Luckily, Magnussen has been more successful in his career than Spike. He started acting after ripping his hamstring wrestling in high school and discovering that drama class was the place to meet girls. He studied at the North Carolina School of the Arts and made his Broadway debut in "The Ritz" in 2007. In addition to playing Spike—a role he originated at the McCarter Theatre in New Jersey—eight times a week, he regularly plays gigs with his band Reserved For Rondee and they just finished recording their first album. He also has a role in the film "The Brass Teapot," about a couple who finds a teapot that gives them money when they hurt themselves, in theaters on April 5.

Magnussen chatted with Backstage about his worst audition, his fitness regime, and how to get the roles you want.

Know your strengths
Magnussen's worst audition was for "South Pacific." It was his first musical audition and he says he was "stoked" and prepared to nail it. "I literally get out of the audition five minutes later and my agent calls me and he's like, 'Hey Billy, listen, so we're not going to do musical theater auditions anymore. We're just going to pass that whole genre,'" he says. "I guess it was that bad that they were like no singing for you." Magnussen doesn't seem too broken up about it, though. He admires the art form, but admits that singing isn't his strength, so now he sticks to straight plays. Even in Reserved for Rondee, he plays guitar and synthesizer. "The fact that I don't sing in the band should be appealing to people," he says.

Eat right
As Spike, Magnussen spends a lot of stage time in his underwear.
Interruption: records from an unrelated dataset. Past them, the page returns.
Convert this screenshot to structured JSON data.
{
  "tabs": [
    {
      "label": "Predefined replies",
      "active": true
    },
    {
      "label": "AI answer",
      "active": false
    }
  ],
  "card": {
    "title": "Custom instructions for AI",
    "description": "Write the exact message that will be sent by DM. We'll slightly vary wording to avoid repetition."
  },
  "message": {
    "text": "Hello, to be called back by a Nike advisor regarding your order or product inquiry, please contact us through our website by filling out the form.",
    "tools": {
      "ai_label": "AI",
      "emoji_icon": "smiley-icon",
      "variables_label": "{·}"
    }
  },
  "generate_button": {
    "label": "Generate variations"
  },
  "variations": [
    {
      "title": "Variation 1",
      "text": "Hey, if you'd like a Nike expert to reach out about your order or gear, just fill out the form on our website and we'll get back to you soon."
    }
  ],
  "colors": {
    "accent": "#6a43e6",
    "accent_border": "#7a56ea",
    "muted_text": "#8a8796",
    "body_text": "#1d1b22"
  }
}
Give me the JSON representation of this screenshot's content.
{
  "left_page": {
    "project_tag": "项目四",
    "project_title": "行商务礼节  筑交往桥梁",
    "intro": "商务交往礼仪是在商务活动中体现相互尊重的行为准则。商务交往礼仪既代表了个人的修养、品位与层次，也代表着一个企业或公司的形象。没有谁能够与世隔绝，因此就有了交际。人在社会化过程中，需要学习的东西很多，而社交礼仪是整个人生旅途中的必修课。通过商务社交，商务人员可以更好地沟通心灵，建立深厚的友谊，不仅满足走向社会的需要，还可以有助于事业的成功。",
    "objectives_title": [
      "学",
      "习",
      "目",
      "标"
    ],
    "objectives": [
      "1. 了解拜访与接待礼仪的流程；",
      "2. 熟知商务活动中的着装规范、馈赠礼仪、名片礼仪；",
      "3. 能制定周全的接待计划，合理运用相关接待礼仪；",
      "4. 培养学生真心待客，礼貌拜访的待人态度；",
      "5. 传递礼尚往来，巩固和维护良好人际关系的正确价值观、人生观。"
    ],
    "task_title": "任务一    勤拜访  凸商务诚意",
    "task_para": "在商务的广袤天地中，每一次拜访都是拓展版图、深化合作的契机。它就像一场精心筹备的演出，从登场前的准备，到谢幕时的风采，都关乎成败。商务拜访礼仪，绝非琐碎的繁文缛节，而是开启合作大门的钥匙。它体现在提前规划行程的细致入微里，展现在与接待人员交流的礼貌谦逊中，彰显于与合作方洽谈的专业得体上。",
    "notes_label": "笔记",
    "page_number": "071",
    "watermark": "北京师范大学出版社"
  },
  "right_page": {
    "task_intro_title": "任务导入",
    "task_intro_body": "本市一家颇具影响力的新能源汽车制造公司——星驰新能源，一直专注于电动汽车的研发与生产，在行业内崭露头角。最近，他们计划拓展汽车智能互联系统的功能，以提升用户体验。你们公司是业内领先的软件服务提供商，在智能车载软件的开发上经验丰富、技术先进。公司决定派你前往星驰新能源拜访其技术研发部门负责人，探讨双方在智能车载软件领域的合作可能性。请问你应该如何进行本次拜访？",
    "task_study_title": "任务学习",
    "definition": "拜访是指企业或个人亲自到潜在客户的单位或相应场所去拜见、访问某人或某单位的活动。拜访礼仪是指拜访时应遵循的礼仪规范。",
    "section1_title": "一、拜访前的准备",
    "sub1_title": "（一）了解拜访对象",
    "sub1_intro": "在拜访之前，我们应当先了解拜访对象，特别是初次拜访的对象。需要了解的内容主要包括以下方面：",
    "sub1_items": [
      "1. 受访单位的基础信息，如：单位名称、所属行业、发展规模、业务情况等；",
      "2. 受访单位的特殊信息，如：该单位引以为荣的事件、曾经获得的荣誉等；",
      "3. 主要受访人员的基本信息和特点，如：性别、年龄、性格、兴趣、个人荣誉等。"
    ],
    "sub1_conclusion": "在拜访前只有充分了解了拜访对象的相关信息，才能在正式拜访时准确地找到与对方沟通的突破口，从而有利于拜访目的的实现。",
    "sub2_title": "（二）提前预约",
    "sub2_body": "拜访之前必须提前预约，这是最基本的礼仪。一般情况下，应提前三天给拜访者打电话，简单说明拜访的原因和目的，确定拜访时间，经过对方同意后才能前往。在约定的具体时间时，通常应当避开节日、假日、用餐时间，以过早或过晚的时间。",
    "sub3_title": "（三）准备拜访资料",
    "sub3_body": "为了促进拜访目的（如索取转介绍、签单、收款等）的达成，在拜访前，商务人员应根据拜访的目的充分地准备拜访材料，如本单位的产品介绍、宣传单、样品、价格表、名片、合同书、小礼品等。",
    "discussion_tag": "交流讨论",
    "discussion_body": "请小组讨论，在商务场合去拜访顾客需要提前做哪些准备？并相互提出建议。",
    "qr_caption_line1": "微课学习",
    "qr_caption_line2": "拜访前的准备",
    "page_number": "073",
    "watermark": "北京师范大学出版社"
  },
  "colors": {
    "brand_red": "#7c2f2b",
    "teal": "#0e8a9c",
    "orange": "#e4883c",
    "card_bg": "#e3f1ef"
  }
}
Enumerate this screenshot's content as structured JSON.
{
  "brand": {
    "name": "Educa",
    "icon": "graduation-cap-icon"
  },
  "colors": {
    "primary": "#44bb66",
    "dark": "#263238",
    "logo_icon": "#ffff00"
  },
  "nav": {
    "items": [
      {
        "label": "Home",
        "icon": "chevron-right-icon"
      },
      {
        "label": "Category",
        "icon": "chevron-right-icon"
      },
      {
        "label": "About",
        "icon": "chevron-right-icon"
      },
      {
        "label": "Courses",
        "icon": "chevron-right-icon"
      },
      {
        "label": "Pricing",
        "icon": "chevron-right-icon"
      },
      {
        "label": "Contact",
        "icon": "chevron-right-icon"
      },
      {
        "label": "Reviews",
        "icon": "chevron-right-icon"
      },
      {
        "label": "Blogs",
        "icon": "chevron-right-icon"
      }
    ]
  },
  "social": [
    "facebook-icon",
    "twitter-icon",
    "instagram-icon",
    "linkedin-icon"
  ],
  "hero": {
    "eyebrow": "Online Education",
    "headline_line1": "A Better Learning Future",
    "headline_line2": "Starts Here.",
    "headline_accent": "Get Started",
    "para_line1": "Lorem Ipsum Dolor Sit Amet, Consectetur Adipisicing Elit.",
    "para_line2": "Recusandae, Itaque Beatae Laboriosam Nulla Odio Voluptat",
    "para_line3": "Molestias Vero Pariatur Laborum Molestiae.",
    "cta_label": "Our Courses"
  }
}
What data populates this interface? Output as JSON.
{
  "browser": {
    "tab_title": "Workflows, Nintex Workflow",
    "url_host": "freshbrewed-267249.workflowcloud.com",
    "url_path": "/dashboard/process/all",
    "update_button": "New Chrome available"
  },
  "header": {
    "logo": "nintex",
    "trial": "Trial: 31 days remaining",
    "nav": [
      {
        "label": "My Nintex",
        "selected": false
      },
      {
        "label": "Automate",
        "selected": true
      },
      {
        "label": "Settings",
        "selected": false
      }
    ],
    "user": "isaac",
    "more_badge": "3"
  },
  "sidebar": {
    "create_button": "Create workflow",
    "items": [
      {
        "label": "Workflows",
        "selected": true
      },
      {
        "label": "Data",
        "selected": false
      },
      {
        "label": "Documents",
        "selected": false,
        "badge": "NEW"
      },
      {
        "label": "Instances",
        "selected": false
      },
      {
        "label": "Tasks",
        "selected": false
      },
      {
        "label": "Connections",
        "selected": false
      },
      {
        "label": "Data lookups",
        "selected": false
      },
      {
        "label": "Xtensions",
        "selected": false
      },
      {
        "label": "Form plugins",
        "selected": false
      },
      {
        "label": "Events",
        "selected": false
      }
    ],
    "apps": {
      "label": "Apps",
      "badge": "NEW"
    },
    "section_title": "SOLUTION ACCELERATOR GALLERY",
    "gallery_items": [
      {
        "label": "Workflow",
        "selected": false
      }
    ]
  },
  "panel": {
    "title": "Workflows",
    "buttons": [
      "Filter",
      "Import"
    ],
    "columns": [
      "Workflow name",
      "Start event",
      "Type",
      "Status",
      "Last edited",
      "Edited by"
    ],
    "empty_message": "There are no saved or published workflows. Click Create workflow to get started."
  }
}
In order to stay in such good shape, he runs and goes to the gym five times a week, but he says the key is in the diet. "I eat eight times a day. But it's what my intake is," he says. "I eat all the time, but it's good stuff. You want to eat that chocolate? You want to eat that dessert? Have that apple or vegetable instead."

Acting is acting
Magnussen has worked in theater, film, and television (he played Casey on the soap opera "As The World Turns" for two years). He says, "Acting is acting. You have to know where you're living, so in that sense [the mediums are] not different." At the same time, the process might change given the genre or circumstance. He says he was very specific with his choices in creating Spike. "This whole character is very meticulous. It looks chaotic but everything's planned," he says. His costars gave him the freedom to explore and go to extremes to find this character. For example, in one scene he motorboats Kristine Nielsen, who plays Masha's adopted sister Sonia, and gets a huge laugh. He didn't tell her he was going to do it the first time. He says, "She was like, 'I love it. Keep doing it.'"

Look for work you want to share
Magnussen is very grateful for the way his career has been going. While he can't really control the roles he gets, he can choose the roles he goes in for. He looks for interesting stories and characters that he wants to share with the audience. He says the joy he gets out of "Vanya and Masha and Sonia and Spike" is the reason he is able to keep it fresh night after night. "There's nothing better than hearing someone laugh," he says.

Just go for it
When auditioning for those roles that speak to him, Magnussen puts everything into it. "When you really want a role, you just put your soul in it," he says. "I really think you can manifest your dreams. You can manifest your destiny. If you want something hard enough and you're willing to work for it, I think you can get it. I truly believe that."